REQUIRED WORK – Go through the listing beneath and show each line containing the string "than".

RECORDS FOR THIS TASK –

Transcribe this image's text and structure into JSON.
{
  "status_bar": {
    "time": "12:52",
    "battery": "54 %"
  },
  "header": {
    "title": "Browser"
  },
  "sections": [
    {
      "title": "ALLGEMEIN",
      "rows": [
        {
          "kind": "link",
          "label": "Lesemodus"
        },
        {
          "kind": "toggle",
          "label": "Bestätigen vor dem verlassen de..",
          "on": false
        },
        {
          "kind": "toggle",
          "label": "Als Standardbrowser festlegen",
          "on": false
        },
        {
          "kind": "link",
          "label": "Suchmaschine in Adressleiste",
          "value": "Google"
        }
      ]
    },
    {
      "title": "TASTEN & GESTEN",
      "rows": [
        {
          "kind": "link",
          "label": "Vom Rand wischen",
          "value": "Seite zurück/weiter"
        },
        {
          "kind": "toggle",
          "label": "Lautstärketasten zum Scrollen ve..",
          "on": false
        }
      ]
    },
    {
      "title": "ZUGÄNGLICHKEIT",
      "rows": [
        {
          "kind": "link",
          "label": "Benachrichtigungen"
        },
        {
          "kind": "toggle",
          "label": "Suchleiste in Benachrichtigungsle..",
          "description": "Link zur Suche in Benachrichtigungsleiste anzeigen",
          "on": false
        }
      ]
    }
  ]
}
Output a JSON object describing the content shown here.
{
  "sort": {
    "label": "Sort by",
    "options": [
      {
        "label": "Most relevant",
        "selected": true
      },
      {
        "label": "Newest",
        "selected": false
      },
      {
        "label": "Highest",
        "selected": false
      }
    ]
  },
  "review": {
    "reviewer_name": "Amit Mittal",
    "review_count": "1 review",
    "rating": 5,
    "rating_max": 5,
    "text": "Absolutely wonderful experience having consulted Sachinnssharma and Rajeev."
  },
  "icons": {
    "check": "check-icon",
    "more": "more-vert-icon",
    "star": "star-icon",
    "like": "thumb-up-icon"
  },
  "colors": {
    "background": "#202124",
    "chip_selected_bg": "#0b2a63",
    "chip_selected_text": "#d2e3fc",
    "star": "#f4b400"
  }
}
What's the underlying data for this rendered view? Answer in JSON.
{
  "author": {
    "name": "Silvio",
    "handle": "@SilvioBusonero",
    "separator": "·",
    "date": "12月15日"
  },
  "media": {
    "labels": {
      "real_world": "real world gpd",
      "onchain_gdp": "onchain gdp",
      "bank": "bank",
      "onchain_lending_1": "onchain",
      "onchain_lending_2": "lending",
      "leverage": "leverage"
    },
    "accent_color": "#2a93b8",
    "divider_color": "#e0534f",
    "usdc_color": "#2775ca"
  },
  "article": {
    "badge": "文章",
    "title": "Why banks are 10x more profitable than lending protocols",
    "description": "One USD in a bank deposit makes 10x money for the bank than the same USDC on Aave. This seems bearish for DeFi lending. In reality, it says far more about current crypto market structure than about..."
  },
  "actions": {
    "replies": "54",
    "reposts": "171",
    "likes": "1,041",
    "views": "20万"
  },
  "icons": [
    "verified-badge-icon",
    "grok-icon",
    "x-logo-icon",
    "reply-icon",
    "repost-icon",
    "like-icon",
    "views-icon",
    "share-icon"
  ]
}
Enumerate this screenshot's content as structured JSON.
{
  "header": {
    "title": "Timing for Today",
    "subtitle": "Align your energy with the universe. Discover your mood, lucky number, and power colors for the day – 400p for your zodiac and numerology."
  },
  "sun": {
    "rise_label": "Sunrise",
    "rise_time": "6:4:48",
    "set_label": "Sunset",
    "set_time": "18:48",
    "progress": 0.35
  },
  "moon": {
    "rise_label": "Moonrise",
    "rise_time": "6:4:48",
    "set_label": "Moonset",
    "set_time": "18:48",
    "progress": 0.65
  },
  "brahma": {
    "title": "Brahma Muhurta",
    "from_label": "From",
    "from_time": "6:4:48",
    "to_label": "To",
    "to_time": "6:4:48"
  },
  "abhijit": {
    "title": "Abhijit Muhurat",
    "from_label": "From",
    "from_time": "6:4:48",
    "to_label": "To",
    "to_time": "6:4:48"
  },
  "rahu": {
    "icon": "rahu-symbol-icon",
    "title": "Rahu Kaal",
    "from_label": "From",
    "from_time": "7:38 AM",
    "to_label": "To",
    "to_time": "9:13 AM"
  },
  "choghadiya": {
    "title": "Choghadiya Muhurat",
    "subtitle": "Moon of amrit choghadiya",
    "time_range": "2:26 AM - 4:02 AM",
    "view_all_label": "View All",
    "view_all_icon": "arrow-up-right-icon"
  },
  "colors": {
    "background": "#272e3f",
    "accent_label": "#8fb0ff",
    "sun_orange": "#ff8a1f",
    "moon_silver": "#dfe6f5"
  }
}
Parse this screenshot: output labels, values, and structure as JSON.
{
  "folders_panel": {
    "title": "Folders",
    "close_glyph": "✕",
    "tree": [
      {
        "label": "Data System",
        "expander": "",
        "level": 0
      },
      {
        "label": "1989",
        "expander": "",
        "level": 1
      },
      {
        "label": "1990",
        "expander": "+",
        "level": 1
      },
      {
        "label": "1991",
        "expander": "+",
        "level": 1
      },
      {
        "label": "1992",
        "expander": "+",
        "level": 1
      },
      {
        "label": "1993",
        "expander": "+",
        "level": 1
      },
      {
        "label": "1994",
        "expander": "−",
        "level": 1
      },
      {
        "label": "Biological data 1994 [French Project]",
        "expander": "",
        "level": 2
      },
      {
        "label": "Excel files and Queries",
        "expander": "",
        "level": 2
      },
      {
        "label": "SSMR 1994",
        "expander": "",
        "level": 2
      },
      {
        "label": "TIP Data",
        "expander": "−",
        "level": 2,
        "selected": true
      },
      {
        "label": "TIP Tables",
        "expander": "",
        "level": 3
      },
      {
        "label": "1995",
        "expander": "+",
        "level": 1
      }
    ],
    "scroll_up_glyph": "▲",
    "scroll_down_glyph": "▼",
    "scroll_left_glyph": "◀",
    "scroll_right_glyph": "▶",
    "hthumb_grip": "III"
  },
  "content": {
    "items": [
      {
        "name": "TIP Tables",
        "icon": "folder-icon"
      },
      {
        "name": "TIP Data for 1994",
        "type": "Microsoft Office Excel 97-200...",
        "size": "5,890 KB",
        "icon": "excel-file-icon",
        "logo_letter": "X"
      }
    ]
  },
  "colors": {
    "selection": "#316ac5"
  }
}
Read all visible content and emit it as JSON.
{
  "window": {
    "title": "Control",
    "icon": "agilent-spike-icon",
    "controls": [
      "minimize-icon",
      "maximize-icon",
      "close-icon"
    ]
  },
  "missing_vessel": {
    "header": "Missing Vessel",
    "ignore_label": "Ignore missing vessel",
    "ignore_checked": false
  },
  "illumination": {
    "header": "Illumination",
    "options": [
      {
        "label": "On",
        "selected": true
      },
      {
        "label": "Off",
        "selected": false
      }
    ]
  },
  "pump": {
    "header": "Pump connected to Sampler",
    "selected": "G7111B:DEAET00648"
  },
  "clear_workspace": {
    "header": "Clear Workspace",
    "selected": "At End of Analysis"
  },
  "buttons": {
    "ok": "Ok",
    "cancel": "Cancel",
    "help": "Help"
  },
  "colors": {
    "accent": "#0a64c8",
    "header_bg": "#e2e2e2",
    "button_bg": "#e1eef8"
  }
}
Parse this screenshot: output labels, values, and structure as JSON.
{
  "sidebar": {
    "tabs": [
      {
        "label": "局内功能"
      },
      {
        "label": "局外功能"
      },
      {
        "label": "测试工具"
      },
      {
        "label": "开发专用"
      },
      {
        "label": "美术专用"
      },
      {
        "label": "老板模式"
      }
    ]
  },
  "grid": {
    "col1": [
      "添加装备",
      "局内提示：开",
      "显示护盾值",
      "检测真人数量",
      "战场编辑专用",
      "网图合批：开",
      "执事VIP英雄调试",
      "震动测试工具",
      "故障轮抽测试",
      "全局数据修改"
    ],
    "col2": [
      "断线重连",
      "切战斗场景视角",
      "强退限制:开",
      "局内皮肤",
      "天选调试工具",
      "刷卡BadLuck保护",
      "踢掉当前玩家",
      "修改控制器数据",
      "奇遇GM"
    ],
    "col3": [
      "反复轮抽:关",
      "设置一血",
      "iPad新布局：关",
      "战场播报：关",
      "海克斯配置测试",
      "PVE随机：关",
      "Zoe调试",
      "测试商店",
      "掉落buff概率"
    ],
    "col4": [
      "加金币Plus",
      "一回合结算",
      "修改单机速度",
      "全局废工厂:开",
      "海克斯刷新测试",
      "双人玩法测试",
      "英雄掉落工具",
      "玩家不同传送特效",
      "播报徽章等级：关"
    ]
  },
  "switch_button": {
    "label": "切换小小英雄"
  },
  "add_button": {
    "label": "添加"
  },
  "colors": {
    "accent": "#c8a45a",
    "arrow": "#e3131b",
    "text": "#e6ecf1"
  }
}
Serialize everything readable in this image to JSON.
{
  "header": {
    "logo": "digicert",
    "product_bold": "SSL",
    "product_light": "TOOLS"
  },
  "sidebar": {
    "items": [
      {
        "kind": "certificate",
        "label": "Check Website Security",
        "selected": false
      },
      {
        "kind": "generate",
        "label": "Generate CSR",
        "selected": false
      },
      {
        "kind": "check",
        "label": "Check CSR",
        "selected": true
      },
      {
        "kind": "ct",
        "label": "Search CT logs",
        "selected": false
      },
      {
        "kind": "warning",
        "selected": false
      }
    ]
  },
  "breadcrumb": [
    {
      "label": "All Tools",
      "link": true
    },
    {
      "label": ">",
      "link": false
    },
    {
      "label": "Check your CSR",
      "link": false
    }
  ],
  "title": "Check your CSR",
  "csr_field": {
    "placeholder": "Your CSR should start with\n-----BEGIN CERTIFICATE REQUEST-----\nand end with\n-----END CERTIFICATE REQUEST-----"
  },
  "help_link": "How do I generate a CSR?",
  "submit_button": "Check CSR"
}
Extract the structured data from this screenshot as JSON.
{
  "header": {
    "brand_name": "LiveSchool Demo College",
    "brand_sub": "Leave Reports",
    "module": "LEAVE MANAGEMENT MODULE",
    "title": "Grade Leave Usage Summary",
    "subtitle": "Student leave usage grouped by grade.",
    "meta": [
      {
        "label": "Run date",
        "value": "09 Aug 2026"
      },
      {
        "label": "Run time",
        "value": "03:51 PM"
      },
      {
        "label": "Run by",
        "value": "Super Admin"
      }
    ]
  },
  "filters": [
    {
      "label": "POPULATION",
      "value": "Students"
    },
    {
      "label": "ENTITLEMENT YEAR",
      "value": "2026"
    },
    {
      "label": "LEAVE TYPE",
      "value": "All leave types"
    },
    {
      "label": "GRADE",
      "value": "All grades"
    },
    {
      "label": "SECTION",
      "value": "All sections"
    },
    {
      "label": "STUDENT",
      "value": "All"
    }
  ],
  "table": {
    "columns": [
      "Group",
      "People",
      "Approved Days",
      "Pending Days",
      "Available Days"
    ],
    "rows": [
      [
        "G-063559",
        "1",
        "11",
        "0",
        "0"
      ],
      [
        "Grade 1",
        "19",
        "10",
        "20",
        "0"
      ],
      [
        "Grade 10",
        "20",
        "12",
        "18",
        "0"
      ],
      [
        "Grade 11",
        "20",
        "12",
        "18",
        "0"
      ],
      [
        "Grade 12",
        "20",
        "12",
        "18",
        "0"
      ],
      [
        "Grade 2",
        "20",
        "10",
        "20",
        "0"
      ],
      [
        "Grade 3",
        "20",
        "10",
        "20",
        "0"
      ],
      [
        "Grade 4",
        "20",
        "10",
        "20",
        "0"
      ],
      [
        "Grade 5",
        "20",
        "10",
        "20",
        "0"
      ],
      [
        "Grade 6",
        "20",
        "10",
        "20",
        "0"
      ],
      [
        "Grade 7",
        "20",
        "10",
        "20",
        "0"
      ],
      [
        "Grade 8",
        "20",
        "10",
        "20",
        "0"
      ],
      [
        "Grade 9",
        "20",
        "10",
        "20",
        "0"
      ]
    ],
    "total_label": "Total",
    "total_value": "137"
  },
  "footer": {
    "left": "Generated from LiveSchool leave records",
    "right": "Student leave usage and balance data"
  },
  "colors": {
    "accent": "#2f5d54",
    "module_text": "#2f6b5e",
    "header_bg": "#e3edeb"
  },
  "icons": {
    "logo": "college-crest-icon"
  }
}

THE COMPLETED TASK –
    "title": "Why banks are 10x more profitable than lending protocols",
    "description": "One USD in a bank deposit makes 10x money for the bank than the same USDC on Aave. This seems bearish for DeFi lending. In reality, it says far more about current crypto market structure than about..."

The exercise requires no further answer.